What you will do: Give back every record that follows, exactly as written.
BEGIN Data for review
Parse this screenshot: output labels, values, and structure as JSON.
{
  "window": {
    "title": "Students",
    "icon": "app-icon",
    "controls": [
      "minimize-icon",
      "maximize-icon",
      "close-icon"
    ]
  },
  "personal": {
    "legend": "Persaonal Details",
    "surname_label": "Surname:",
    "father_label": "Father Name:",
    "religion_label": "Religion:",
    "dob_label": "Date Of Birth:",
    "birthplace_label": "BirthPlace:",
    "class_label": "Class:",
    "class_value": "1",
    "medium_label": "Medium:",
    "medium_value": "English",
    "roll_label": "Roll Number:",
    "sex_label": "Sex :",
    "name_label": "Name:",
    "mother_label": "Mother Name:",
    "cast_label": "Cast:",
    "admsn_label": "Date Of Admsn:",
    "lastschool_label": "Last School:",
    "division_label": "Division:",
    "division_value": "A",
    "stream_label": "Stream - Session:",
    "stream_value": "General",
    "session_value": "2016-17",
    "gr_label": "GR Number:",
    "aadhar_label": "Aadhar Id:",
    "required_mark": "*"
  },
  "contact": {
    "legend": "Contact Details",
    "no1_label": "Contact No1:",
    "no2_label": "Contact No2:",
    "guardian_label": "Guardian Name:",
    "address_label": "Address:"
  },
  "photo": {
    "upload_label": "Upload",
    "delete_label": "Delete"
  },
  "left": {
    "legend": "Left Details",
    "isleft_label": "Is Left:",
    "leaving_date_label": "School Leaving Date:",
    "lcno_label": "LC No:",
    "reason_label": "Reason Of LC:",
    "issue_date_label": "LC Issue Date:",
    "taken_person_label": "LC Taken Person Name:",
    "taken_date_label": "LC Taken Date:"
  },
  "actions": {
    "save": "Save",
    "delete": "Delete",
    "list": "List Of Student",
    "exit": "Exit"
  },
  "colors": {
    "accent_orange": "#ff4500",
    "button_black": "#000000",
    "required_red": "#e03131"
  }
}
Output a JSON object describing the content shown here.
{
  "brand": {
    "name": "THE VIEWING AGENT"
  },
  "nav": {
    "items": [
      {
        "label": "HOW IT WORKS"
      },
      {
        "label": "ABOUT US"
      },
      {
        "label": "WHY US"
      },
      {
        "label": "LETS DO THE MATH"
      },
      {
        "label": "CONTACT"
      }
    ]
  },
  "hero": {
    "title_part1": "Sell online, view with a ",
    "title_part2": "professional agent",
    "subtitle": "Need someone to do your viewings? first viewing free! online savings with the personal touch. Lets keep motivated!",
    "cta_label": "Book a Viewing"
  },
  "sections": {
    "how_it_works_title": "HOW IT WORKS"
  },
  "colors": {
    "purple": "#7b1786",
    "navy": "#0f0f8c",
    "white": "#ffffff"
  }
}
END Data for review
Solution to this task:
Parse this screenshot: output labels, values, and structure as JSON.
{
  "window": {
    "title": "Students",
    "icon": "app-icon",
    "controls": [
      "minimize-icon",
      "maximize-icon",
      "close-icon"
    ]
  },
  "personal": {
    "legend": "Persaonal Details",
    "surname_label": "Surname:",
    "father_label": "Father Name:",
    "religion_label": "Religion:",
    "dob_label": "Date Of Birth:",
    "birthplace_label": "BirthPlace:",
    "class_label": "Class:",
    "class_value": "1",
    "medium_label": "Medium:",
    "medium_value": "English",
    "roll_label": "Roll Number:",
    "sex_label": "Sex :",
    "name_label": "Name:",
    "mother_label": "Mother Name:",
    "cast_label": "Cast:",
    "admsn_label": "Date Of Admsn:",
    "lastschool_label": "Last School:",
    "division_label": "Division:",
    "division_value": "A",
    "stream_label": "Stream - Session:",
    "stream_value": "General",
    "session_value": "2016-17",
    "gr_label": "GR Number:",
    "aadhar_label": "Aadhar Id:",
    "required_mark": "*"
  },
  "contact": {
    "legend": "Contact Details",
    "no1_label": "Contact No1:",
    "no2_label": "Contact No2:",
    "guardian_label": "Guardian Name:",
    "address_label": "Address:"
  },
  "photo": {
    "upload_label": "Upload",
    "delete_label": "Delete"
  },
  "left": {
    "legend": "Left Details",
    "isleft_label": "Is Left:",
    "leaving_date_label": "School Leaving Date:",
    "lcno_label": "LC No:",
    "reason_label": "Reason Of LC:",
    "issue_date_label": "LC Issue Date:",
    "taken_person_label": "LC Taken Person Name:",
    "taken_date_label": "LC Taken Date:"
  },
  "actions": {
    "save": "Save",
    "delete": "Delete",
    "list": "List Of Student",
    "exit": "Exit"
  },
  "colors": {
    "accent_orange": "#ff4500",
    "button_black": "#000000",
    "required_red": "#e03131"
  }
}
Output a JSON object describing the content shown here.
{
  "brand": {
    "name": "THE VIEWING AGENT"
  },
  "nav": {
    "items": [
      {
        "label": "HOW IT WORKS"
      },
      {
        "label": "ABOUT US"
      },
      {
        "label": "WHY US"
      },
      {
        "label": "LETS DO THE MATH"
      },
      {
        "label": "CONTACT"
      }
    ]
  },
  "hero": {
    "title_part1": "Sell online, view with a ",
    "title_part2": "professional agent",
    "subtitle": "Need someone to do your viewings? first viewing free! online savings with the personal touch. Lets keep motivated!",
    "cta_label": "Book a Viewing"
  },
  "sections": {
    "how_it_works_title": "HOW IT WORKS"
  },
  "colors": {
    "purple": "#7b1786",
    "navy": "#0f0f8c",
    "white": "#ffffff"
  }
}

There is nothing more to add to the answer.